Corrosion Testing

Here at United Scanning we work with concrete. We spend a lot of our time answering questions about concrete. This is because United Scanning lead the way in providing insights into concrete in Western Australia. Our expertise combined with our use of state of the art Ground Penetrating Radar technology has allowed us to provide value on some most significant and prominent projects, both in the Perth metropolitan area and in regional Western Australia.

Concrete is an incredibly widely used product and very important to the local economy, let alone globally. In fact, concrete is far and away the most used building product on the planet, and only one other product of any sort is used in greater volumes, water. Twice as much concrete is used as steel, wood, plastic and aluminum combined. According the United Nations Environment Program, 3 tonnes of concrete are poured annually for every man, woman and child on the planet!

It’s used in such massive volumes, 10 cubic km per year, because it is so useful. It can be poured into almost any shape and the mix tuned to handle a wide variety of conditions. It is relatively affordable, very durable and easy to move. It has qualities that justify its abundant use. But it has a weakness, quite literally.

Concrete is very good at absorbing compressive load. This means it is good at carrying load that would compress it, which would press it down. What it is not good at is handling other sorts of load and particular, shearing load. In other words, concrete doesn’t bend or flex at all well.

Compression, tension, shear

Figure 1: Concrete is naturally good at carrying compressive load and not good at carrying shear and tension

The most common way to solve this problem is by inserting reinforcing steel bars, sometimes called rebar, and reinforcing mesh into the concrete. The cement bonds very well with the exterior of the reinforcing material and together, the reinforcing steel and concrete can do what neither could alone – they can carry both compressive and stressing loads.

This ability to enhance concrete using reinforcing to allow it to more effectively carry different loads is so useful that it is very rare for concrete construction to be complete without reinforcing. In fact, for almost all types of concrete construction in Australia, the use of specified grades and amounts of reinforcing is required by building codes and national standards of construction.

Unfortunately, while the addition of reinforcement is crucial to allowing concrete to meet the demand placed upon it by modern civil engineers and architects, its introduction does bring with it another problem.

Concrete Reinforcement

Figure 2: Reinforcement is often used during construction

Unlike concrete, reinforcing is a prone to corrosion. The cement paste does have naturally corrosion resistant properties, but in time and under unfavorable conditions, the reinforcing steel inside the concrete will begin to corrode and when it does, it will become weaker and less able to assist the concrete to carry stressing loads.

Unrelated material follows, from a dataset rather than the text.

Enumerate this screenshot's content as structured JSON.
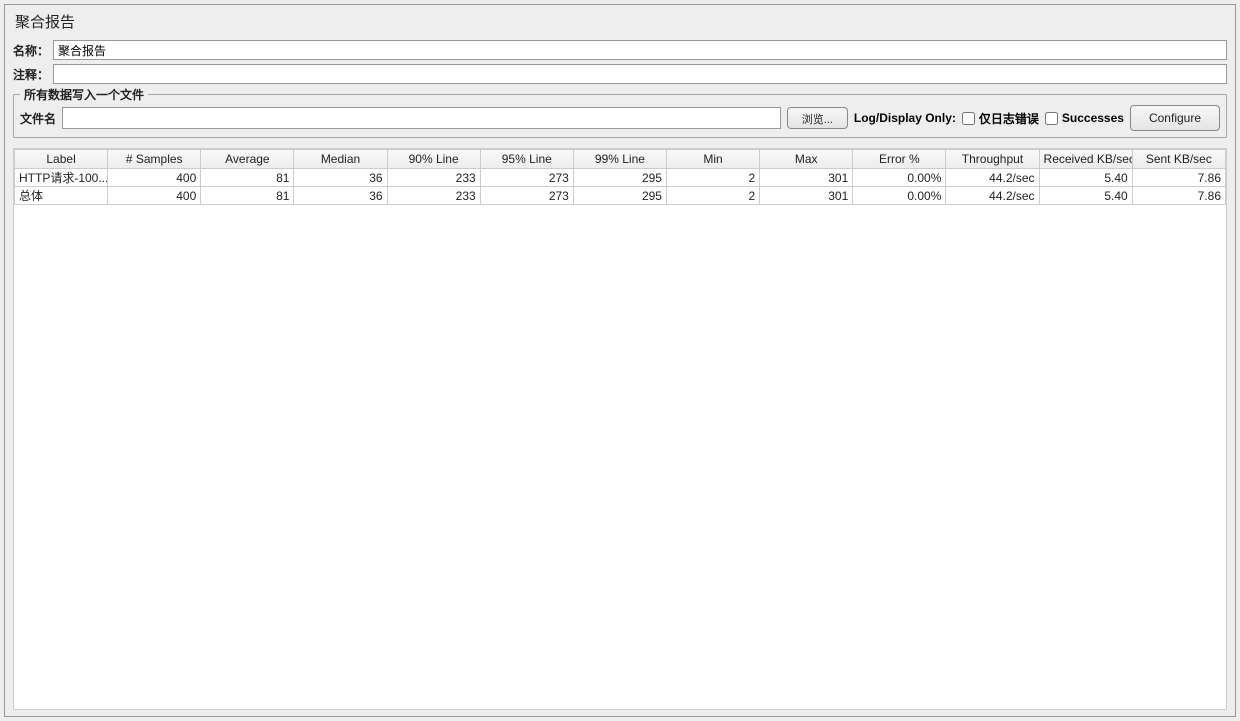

Managers and stewards of concrete structures need to aware of the effect of corrosion on the strength, durability and safety of the structure. If corrosion is caught early, it is possible to take preventative measures to reduce or even halt the speed of the corrosion. However, this does rely on early detection.

United Scanning have partnered with a National Association of Testing Authorities accredited laboratory to allow us to provide a full suite of corrosion testing for concrete. Some of the tests that can be performed to detect either corrosion or susceptibility to corrosion include:

Half-cell potential testing – This test can be conducted in the field by United Scanning technicians and detects the electric potential for corrosion that exists between the aged concrete and the reinforcement. Using it, United Scanning can provide a map of the structure showing any areas where corrosion has most likely occurred and the likelihood of corrosion in other areas.

Half cell potential mapping

Figure 3: Half-cell potential mapping
  • Porosity testing – This field tests the concrete to assess the permeability of the concrete to the ingress of air and water. It is possible to test both the permeability of the concrete surface and surfacing material such as sealant or mortar as well as the permeability of the underlying concrete itself. From this test, recommendations can be made about the value of applying a sealant to extend the life of the structure.
  • Chloride testing – Chlorides are one of the key causes of corrosion in concrete. This field test allows United Scanning to provide clear information about the levels of chloride ions in the concrete and based on this value, make recommendations about the likely levels of corrosion and any possible mitigation mechanisms.
  • Linear Polarization Resistance testing – This very advanced field test is a swift, non-destructive testing technique commonly used in material corrosion studies to gain corrosion rate data. Corrosion is an electrochemical process and this process has a resistance to polarization. By measuring this, the rate of corrosion can be accurately indicated.

These tests and others provided by our laboratory allow United Scanning to have confidence that they can answer the toughest questions around corrosion in concrete.

Call United Scanning today to talk to us about corrosion testing and how we can help you.